December 23, 2020

The popularity of a non-traditional treatment of erectile dysfunction is growing: Low intensity extracorporeal shock wave therapy (ESWT). Gone are the days of medication therapy as the only treatment option. Low intensity shock wave treatment is becoming popular as it is a safe, non-invasive, drug free treatment option for ED. It uses low intensity shock wave therapy applied to different areas of the penis and surrounding areas to breakdown plaque in the blood vessels in the penis and repair them to improve blood flow.

This treatment is non-invasive, requires no anesthesia, no downtime and causes minimal discomfort often described as a “tingling” sensation. It is performed in the office in short 20-minute sessions. It typically it takes five to ten sessions for improvement and the benefits can last for up to two years. Studies have shown that up to 75% of men who were using medications for ED who underwent low intensity shock wave therapy for ED were able to stop taking their ED meds as their sexual function had improved with the treatments.

There are two types of probes that can be used to deliver shockwave therapy for erectile dysfunction. It is important to know the differences between focused (linear) shockwave and unfocused or radial waves.

At Austin Urology Institute we offer focused (linear) shockwave therapy for treatment of erectile dysfunction (ED). GAINSWave and other Class 1 devices use unfocused radial pressure waves (also known as acoustic wave therapy). These radial therapies have not been proven to be clinically effective.

Focused shock waves are the same technology employed in urology for breaking up kidney stones.

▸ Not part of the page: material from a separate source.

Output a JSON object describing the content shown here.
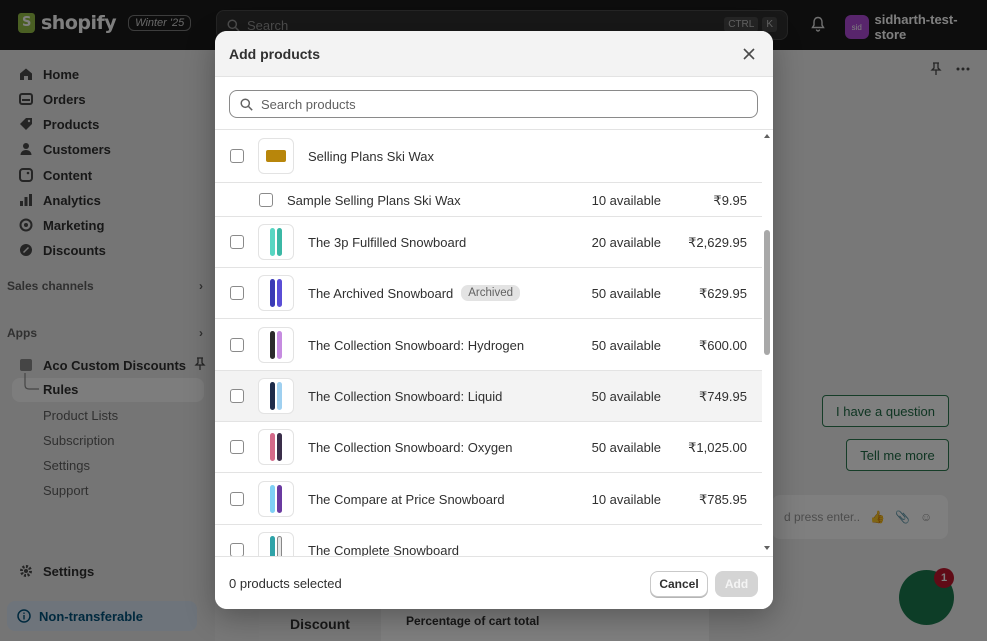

This type of treatment is fundamentally different to radial pressure waves that are sometimes also referred to as “shock waves.”

Radial pressure waves, or acoustic wave therapy, is akin to sound waves, which are ongoing oscillations that propagate outwards similar to waves on the surface of water. Blood flow increases, the skin warms up, it turns red and there may be an inflammatory response. When this type of therapy is applied to the skin the effect is much like a vibratory massage.

Focused shock waves are single pulses. As the pulses are focused, they converge at a certain point within the tissue. Their effect occurs at the level of cells and is often not visible on the surface of the skin. Considerable research has been conducted on the effects of focused shock waves as a treatment for erectile dysfunction (ED).

Many large-scale blind studies have now been completed that show that this form of treatment is effective for non-chronic ED that is caused by deficient vascularization.

There have been no large-scale studies showing the effectiveness of radial pressure waves for treating ED at this point. Radial pressure wave devices are classified as “Class 1” medical devices in the United States by the FDA. Their status is similar to vibrators that do not require regulatory approvals and can be used by anyone, with or without medical training.

Focused shockwave devices on the other hand are Class 111, requiring pre-market approvals, documentation on their clinical safety and effectiveness and can only be used by medical personnel and only for approved applications.

At Austin Urology Institute, we offer the most competitive pricing packages in the Austin and Greater Austin Area. If interested in learning more about shock wave therapy treatments for erectile dysfunction, please call Austin Urology Institute at 512-694-8888 or fill out a form to set up a consultation with one of our providers.